■ Data to examine
######

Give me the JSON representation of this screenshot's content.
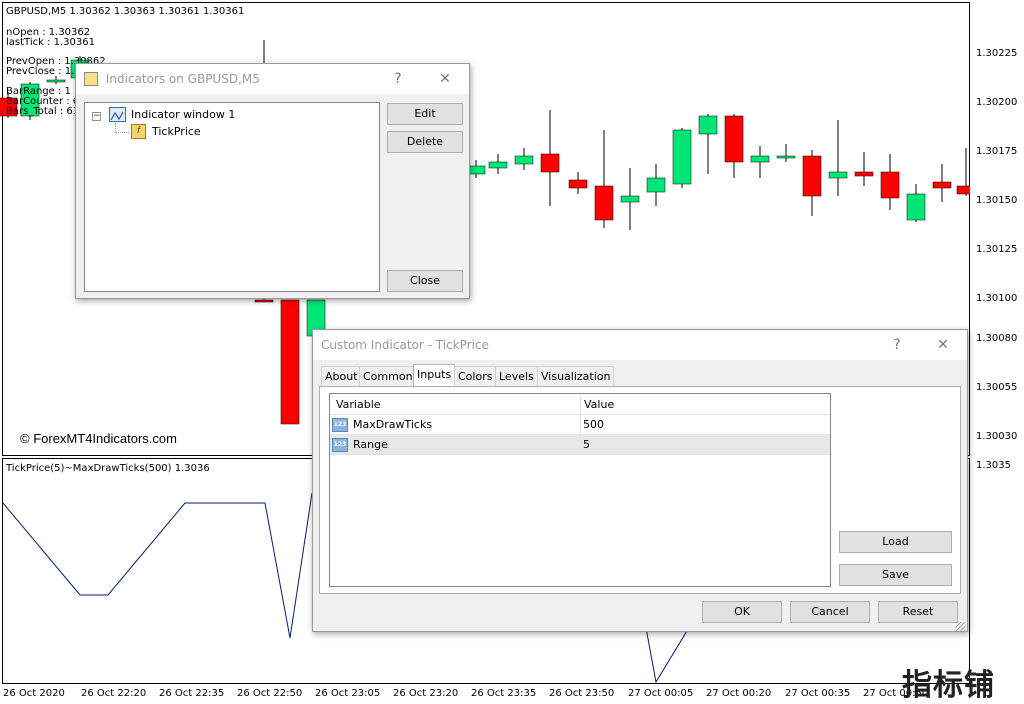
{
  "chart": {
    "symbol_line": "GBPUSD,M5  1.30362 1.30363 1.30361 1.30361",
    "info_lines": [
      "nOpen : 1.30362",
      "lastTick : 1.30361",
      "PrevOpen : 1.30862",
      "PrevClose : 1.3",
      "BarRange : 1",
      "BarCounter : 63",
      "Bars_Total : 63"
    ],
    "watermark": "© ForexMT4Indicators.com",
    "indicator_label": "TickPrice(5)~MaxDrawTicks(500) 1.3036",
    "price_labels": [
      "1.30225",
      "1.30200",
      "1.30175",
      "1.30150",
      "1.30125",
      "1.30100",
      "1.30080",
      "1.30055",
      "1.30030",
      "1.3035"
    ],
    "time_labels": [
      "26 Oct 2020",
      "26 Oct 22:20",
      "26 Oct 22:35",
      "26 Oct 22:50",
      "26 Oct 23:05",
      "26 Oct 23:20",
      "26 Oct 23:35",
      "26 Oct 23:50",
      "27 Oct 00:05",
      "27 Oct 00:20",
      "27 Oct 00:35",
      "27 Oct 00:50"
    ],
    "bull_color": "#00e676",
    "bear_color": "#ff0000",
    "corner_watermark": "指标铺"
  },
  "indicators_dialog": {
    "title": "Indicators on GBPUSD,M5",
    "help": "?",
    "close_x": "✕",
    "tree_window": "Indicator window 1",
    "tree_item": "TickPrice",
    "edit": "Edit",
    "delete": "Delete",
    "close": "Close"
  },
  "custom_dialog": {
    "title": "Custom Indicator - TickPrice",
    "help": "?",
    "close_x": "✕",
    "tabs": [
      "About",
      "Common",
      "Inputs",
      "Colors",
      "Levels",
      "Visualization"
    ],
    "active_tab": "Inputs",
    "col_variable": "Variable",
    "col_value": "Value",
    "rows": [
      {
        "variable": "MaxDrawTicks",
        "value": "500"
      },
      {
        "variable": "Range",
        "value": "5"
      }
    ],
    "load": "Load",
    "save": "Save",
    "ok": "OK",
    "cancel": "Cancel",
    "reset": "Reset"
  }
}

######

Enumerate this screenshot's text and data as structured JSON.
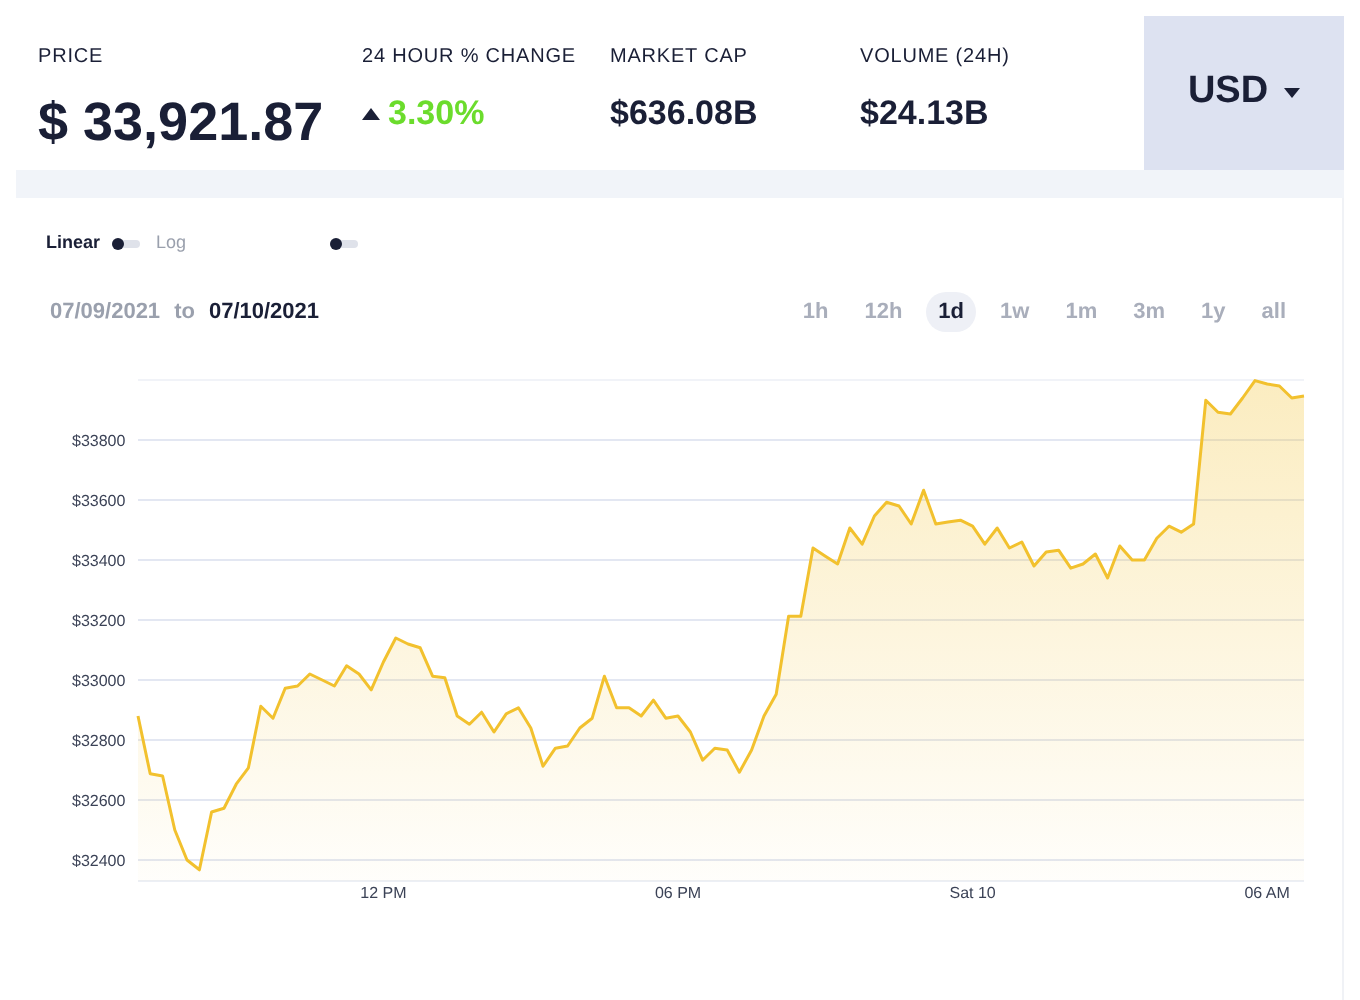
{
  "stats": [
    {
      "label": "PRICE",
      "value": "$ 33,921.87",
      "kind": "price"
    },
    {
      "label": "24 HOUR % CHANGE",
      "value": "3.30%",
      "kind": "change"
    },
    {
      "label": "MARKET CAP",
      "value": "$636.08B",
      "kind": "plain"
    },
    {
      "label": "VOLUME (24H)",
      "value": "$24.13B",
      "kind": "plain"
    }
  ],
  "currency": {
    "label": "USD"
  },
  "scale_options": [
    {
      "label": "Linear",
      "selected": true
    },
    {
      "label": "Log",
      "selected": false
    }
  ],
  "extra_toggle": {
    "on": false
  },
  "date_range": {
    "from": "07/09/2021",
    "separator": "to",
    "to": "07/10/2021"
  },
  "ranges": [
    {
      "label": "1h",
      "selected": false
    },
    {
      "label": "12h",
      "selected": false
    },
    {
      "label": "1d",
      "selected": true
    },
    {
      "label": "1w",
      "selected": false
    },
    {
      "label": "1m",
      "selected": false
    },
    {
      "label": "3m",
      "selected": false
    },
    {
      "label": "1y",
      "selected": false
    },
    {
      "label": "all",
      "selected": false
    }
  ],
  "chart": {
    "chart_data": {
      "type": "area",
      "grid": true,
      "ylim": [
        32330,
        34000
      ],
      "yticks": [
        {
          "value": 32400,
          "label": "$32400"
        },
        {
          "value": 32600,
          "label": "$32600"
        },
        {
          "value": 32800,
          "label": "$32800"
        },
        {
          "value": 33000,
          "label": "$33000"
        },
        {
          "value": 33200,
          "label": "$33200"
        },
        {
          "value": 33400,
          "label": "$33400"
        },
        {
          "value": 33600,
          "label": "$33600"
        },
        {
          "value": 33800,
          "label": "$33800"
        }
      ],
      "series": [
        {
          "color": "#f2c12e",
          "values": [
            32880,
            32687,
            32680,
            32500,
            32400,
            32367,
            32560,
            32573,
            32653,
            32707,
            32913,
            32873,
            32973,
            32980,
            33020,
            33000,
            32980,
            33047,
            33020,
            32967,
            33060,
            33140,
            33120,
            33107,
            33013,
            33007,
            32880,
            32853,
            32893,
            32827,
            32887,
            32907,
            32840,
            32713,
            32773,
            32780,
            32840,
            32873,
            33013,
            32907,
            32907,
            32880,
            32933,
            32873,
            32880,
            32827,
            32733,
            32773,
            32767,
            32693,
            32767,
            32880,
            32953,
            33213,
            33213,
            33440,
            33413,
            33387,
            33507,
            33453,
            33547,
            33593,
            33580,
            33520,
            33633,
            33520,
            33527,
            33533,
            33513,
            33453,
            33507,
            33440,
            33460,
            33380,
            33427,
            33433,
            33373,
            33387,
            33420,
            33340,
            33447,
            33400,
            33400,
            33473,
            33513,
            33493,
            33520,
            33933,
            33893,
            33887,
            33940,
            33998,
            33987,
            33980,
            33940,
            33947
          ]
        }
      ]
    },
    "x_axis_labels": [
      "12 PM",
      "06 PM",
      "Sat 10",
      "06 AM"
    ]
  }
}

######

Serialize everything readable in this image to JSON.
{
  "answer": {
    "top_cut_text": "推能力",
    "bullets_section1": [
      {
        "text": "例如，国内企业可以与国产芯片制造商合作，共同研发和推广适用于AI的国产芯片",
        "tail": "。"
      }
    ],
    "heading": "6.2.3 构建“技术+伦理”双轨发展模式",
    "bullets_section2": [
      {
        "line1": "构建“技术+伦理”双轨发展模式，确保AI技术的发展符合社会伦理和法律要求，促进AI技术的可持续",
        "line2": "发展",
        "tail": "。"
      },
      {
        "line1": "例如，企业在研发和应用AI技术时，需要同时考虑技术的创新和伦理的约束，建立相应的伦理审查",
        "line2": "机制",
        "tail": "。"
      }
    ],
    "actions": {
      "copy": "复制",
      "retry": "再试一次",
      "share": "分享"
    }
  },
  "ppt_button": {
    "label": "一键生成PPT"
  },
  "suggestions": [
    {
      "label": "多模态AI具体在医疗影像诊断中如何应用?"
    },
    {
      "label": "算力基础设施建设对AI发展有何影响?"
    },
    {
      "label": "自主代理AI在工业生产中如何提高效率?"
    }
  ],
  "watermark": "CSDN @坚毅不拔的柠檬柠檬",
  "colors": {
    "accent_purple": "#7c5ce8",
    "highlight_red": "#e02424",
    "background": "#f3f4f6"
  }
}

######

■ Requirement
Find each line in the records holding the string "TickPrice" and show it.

■ Output for this task
    "indicator_label": "TickPrice(5)~MaxDrawTicks(500) 1.3036",
    "tree_item": "TickPrice",
    "title": "Custom Indicator - TickPrice",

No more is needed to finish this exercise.